Eastern Orthodox
  • The Roman Catholic Church accepts the validity of all seven sacraments in the Eastern Orthodox churches; their bishops, like those of Rome, are successors of the apostles.
  • The Eastern Orthodox accept the validity of the first seven councils of the Church; there have been fourteen other councils in Roman Catholicism. The Orthodox reject the teachings of those subsequent councils, especially that of Vatican I that the pope can exercise the infallibility of the whole Church in teaching matters of faith and morals.
  • The Eastern Orthodox have two extra books in the Old Testament from the time of the Maccabees.
  • The Eastern Orthodox deny the primacy of the pope (the doctrine that the pope has the final say in matters of Church discipline).
§ 15 "These Churches, although separated from us, yet possess true sacraments and above all, by apostolic succession, the priesthood and the Eucharist, whereby they are linked with us in closest intimacy. Therefore some worship in common [communicatio in sacris], given suitable circumstances and the approval of Church authority, is not only possible but to be encouraged."
§ 19
Protestant Christians
The only certain thing that can be said about the tens of thousands of varieties of Christianity derived from the Western schisms is that they are not Catholic. The Protestants disagree not only with Catholics but also with each other. For each denomination of Protestantism--including the myriad of "non-denominational" churches!--an individual assessment would have to be made to determine the extent to which that particular body has kept elements of the Deposit of Faith.

"Since these Churches and ecclesial Communities, on account of their different origins, and different teachings in matters of doctrine on the spiritual life, vary considerably not only with us, but also among themselves, the task of describing them at all adequately is extremely difficult; and we have no intention of making such an attempt here." Me, neither!
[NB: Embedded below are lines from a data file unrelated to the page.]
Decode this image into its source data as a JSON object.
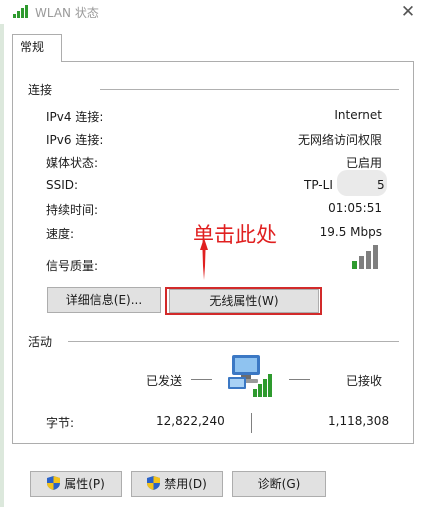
{
  "window": {
    "title": "WLAN 状态"
  },
  "tabs": [
    {
      "label": "常规"
    }
  ],
  "connection": {
    "title": "连接",
    "rows": [
      {
        "label": "IPv4 连接:",
        "value": "Internet"
      },
      {
        "label": "IPv6 连接:",
        "value": "无网络访问权限"
      },
      {
        "label": "媒体状态:",
        "value": "已启用"
      },
      {
        "label": "SSID:",
        "value": "TP-LI"
      },
      {
        "label": "持续时间:",
        "value": "01:05:51"
      },
      {
        "label": "速度:",
        "value": "19.5 Mbps"
      },
      {
        "label": "信号质量:",
        "value": ""
      }
    ],
    "ssid_suffix": "5",
    "signal_bars_filled": 1,
    "signal_bars_total": 4
  },
  "buttons": {
    "details": "详细信息(E)...",
    "wireless_props": "无线属性(W)"
  },
  "annotation": {
    "text": "单击此处",
    "color": "#e02020"
  },
  "activity": {
    "title": "活动",
    "sent_label": "已发送",
    "received_label": "已接收",
    "bytes_label": "字节:",
    "bytes_sent": "12,822,240",
    "bytes_received": "1,118,308"
  },
  "bottom_buttons": {
    "properties": "属性(P)",
    "disable": "禁用(D)",
    "diagnose": "诊断(G)"
  },
  "colors": {
    "highlight": "#d22a2a",
    "signal_green": "#2e9a2e",
    "shield_blue": "#2a62c8",
    "shield_yellow": "#f2c21b"
  },
  "icons": [
    "wifi-signal-icon",
    "close-icon",
    "network-computers-icon",
    "shield-icon"
  ]
}
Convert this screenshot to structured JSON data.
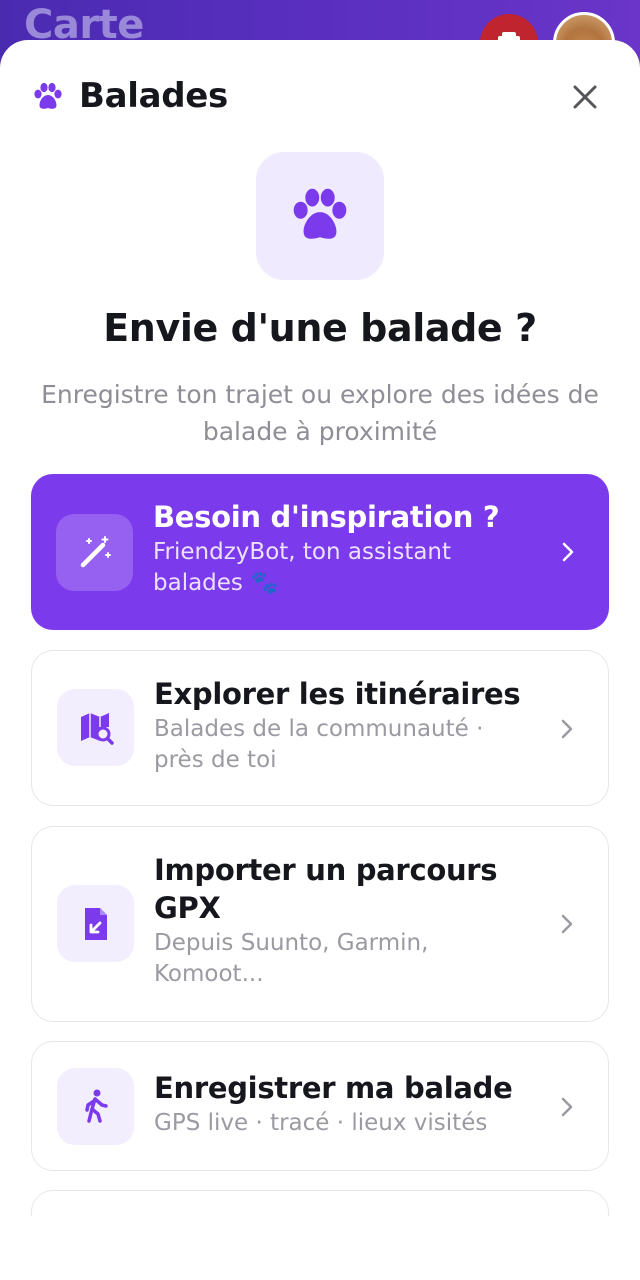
{
  "background": {
    "title": "Carte"
  },
  "sheet": {
    "title": "Balades",
    "close_icon": "close-icon"
  },
  "hero": {
    "title": "Envie d'une balade ?",
    "subtitle": "Enregistre ton trajet ou explore des idées de balade à proximité"
  },
  "cards": [
    {
      "title": "Besoin d'inspiration ?",
      "subtitle": "FriendzyBot, ton assistant balades 🐾",
      "icon": "magic-wand-icon"
    },
    {
      "title": "Explorer les itinéraires",
      "subtitle": "Balades de la communauté · près de toi",
      "icon": "map-search-icon"
    },
    {
      "title": "Importer un parcours GPX",
      "subtitle": "Depuis Suunto, Garmin, Komoot...",
      "icon": "file-import-icon"
    },
    {
      "title": "Enregistrer ma balade",
      "subtitle": "GPS live · tracé · lieux visités",
      "icon": "walking-icon"
    }
  ],
  "colors": {
    "accent": "#7c3aed",
    "accent_light": "#efeafe",
    "text_primary": "#16161d",
    "text_secondary": "#9a9aa2"
  }
}
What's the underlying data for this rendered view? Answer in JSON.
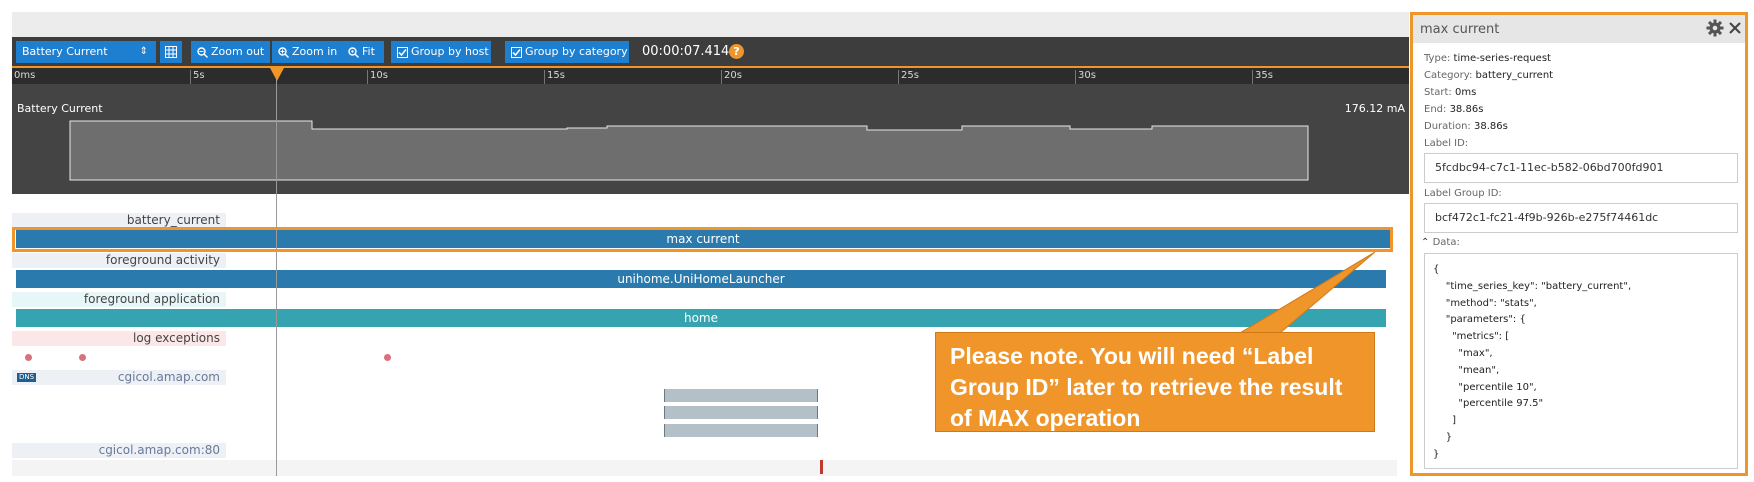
{
  "toolbar": {
    "series_select": "Battery Current",
    "zoom_out": "Zoom out",
    "zoom_in": "Zoom in",
    "fit": "Fit",
    "group_by_host": "Group by host",
    "group_by_category": "Group by category",
    "time": "00:00:07.414",
    "help": "?"
  },
  "ruler": {
    "ticks": [
      "0ms",
      "5s",
      "10s",
      "15s",
      "20s",
      "25s",
      "30s",
      "35s"
    ]
  },
  "battery": {
    "label": "Battery Current",
    "max_value": "176.12 mA"
  },
  "tracks": {
    "battery_current_label": "battery_current",
    "max_current_bar": "max current",
    "foreground_activity_label": "foreground activity",
    "foreground_activity_bar": "unihome.UniHomeLauncher",
    "foreground_application_label": "foreground application",
    "foreground_application_bar": "home",
    "log_exceptions_label": "log exceptions",
    "dns_badge": "DNS",
    "dns_host_label": "cgicol.amap.com",
    "host_port_label": "cgicol.amap.com:80"
  },
  "panel": {
    "title": "max current",
    "type_label": "Type:",
    "type_value": "time-series-request",
    "category_label": "Category:",
    "category_value": "battery_current",
    "start_label": "Start:",
    "start_value": "0ms",
    "end_label": "End:",
    "end_value": "38.86s",
    "duration_label": "Duration:",
    "duration_value": "38.86s",
    "label_id_label": "Label ID:",
    "label_id_value": "5fcdbc94-c7c1-11ec-b582-06bd700fd901",
    "label_group_id_label": "Label Group ID:",
    "label_group_id_value": "bcf472c1-fc21-4f9b-926b-e275f74461dc",
    "data_label": "Data:",
    "data_json": "{\n    \"time_series_key\": \"battery_current\",\n    \"method\": \"stats\",\n    \"parameters\": {\n      \"metrics\": [\n        \"max\",\n        \"mean\",\n        \"percentile 10\",\n        \"percentile 97.5\"\n      ]\n    }\n}"
  },
  "callout": {
    "text": "Please note. You will need “Label Group ID” later to retrieve the result of MAX operation"
  },
  "colors": {
    "accent_orange": "#f0952a",
    "toolbar_blue": "#1e7fd1",
    "bar_blue": "#2a7aad",
    "bar_teal": "#35a3b0"
  }
}
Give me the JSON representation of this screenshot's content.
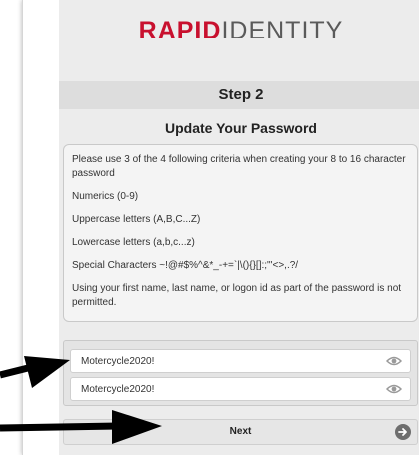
{
  "brand": {
    "part1": "RAPID",
    "part2": "IDENTITY",
    "accent_color": "#c8102e"
  },
  "step_label": "Step 2",
  "form_title": "Update Your Password",
  "criteria": {
    "intro": "Please use 3 of the 4 following criteria when creating your 8 to 16 character password",
    "items": [
      "Numerics (0-9)",
      "Uppercase letters (A,B,C...Z)",
      "Lowercase letters (a,b,c...z)",
      "Special Characters ~!@#$%^&*_-+=`|\\(){}[]:;\"'<>,.?/"
    ],
    "note": "Using your first name, last name, or logon id as part of the password is not permitted."
  },
  "password_fields": [
    {
      "value": "Motercycle2020!",
      "icon": "eye-icon"
    },
    {
      "value": "Motercycle2020!",
      "icon": "eye-icon"
    }
  ],
  "next_button": {
    "label": "Next",
    "icon": "arrow-right-circle-icon"
  },
  "annotation_arrows": {
    "color": "#000000",
    "icon": "arrow-right-icon"
  }
}
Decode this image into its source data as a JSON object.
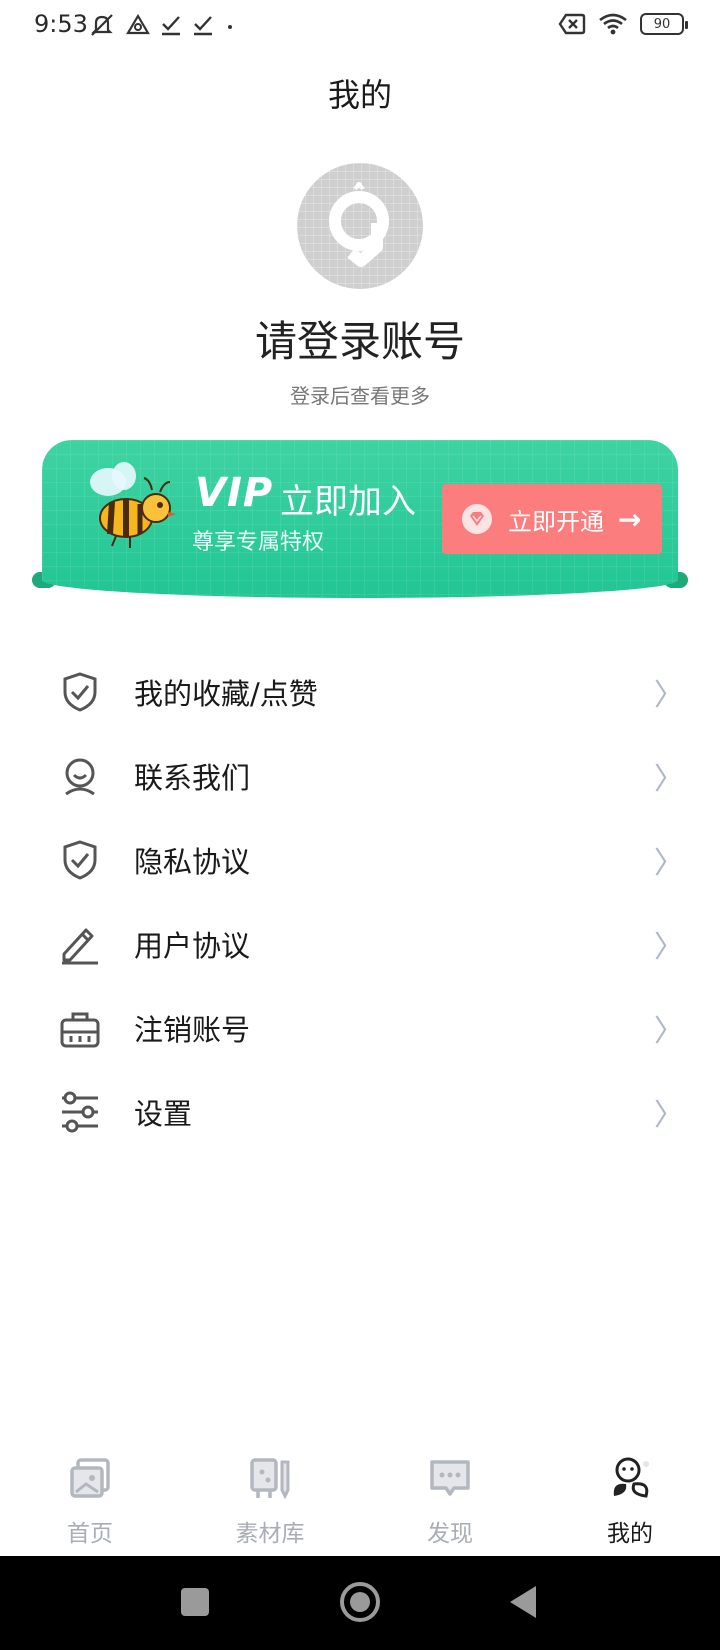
{
  "status_bar": {
    "time": "9:53",
    "battery": "90",
    "icons": [
      "mute-icon",
      "vpn-icon",
      "check-icon",
      "check-icon",
      "dot-icon",
      "no-sim-icon",
      "wifi-icon",
      "battery-icon"
    ]
  },
  "header": {
    "title": "我的"
  },
  "profile": {
    "title": "请登录账号",
    "subtitle": "登录后查看更多"
  },
  "vip": {
    "badge": "VIP",
    "title": "立即加入",
    "subtitle": "尊享专属特权",
    "button_label": "立即开通",
    "colors": {
      "banner": "#2ecb9b",
      "button": "#fb7d7d"
    }
  },
  "menu": {
    "items": [
      {
        "label": "我的收藏/点赞",
        "icon": "shield-check-icon"
      },
      {
        "label": "联系我们",
        "icon": "contact-icon"
      },
      {
        "label": "隐私协议",
        "icon": "shield-check-icon"
      },
      {
        "label": "用户协议",
        "icon": "pencil-icon"
      },
      {
        "label": "注销账号",
        "icon": "briefcase-icon"
      },
      {
        "label": "设置",
        "icon": "sliders-icon"
      }
    ],
    "chevron": "〉"
  },
  "tabs": [
    {
      "label": "首页",
      "icon": "home-icon",
      "active": false
    },
    {
      "label": "素材库",
      "icon": "library-icon",
      "active": false
    },
    {
      "label": "发现",
      "icon": "discover-icon",
      "active": false
    },
    {
      "label": "我的",
      "icon": "profile-icon",
      "active": true
    }
  ]
}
§ 22 "Whenever the Sacrament of Baptism is duly administered as Our Lord instituted it, and is received with the right dispositions, a person is truly incorporated into the crucified and glorified Christ, and reborn to a sharing of the divine life, as the Apostle says: 'You were buried together with Him in Baptism, and in Him also rose again--through faith in the working of God, who raised Him from the dead.' Baptism therefore establishes a sacramental bond of unity which links all who have been reborn by it."